The most common types of corruption in Zambia include petty, administrative or bureaucratic, grand and political corruption. The National Governance Baseline Survey outlines the various forms corruption can take in Zambia, from administrative corruption to obtain permits or basic services to nepotism and procurement mismanagement (2004: 28). These can be evidenced in different forms which include: Payment in Cash; Payments in Kind; Commissions through services indirect to relatives and friends; disadvantaging others or blocking them from their entitlements; Omission of performing certain functions (Muna, 2004: 26).
Petty Corruption according to Kunaka et al (2008: 13-15) is small scale and bureaucratic in nature. It takes place at the implementation end of politics, where the public officials meet the public. It entails bribery in connection with the implementation of existing laws, rules and regulations involving the modest sums of money. It is mainly encountered in day to day life like hospitals, schools, local licensing authorities, police, taxing authorities and so on.
They see grand corruption or high level corruption as that which takes place at the policy formulation end of politics. It is at the top levels of the public sphere, where policies and rules are formulated in the first place. An example of a grand corruption case coming into the public domain is that involving the former republican President, Fredrick Chiluba, and nineteen other public officials. In May 2007, these were found liable of defrauding the Zambian Government of more than US$ 41 million by the London High Court.

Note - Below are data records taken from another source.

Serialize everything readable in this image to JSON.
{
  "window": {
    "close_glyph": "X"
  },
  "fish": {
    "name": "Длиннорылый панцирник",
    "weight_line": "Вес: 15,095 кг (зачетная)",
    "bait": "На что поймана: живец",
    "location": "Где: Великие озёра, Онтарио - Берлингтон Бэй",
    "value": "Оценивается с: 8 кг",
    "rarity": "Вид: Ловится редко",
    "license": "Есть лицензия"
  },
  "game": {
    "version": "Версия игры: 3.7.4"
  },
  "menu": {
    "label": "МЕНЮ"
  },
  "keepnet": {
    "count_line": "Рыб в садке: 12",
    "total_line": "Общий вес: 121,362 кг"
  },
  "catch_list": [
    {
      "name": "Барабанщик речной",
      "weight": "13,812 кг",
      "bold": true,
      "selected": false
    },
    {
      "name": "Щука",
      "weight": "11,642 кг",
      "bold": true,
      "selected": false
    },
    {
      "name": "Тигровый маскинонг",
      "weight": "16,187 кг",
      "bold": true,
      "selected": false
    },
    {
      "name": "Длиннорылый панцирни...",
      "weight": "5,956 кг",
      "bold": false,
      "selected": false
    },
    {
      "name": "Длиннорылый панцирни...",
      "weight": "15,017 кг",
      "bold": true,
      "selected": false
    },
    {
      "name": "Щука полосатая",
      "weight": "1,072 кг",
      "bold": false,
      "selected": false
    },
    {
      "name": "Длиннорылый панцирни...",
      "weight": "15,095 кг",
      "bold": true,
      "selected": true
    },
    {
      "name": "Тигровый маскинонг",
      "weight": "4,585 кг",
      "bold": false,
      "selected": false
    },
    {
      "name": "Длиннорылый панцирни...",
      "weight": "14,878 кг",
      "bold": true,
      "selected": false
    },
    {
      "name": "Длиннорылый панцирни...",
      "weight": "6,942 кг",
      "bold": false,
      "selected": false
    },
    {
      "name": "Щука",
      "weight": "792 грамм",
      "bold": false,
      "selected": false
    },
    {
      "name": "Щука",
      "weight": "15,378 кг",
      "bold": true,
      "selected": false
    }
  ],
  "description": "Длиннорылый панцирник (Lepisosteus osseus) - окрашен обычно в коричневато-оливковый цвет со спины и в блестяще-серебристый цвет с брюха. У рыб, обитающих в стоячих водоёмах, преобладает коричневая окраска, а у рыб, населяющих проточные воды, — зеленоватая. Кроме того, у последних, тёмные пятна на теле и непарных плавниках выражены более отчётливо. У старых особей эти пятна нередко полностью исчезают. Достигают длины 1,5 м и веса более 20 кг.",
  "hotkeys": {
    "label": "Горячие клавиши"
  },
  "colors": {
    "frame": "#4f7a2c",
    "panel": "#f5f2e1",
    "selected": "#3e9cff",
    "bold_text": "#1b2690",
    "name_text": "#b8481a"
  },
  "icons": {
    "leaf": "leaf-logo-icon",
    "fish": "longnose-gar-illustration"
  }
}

Momba (2002, cited in state of corruption Report 2002) defines political corruption as any transaction between private and public sector actors through which collective goods are illegitimately converted into private-regarding payoffs. Political or grand corruption takes place at the high levels of the political system, when politicians and state agents entitled to make and enforce the laws in the name of the people, are using this authority to sustain their power, status and wealth. He highlights the different forms of political corruption pertaining to the 2001...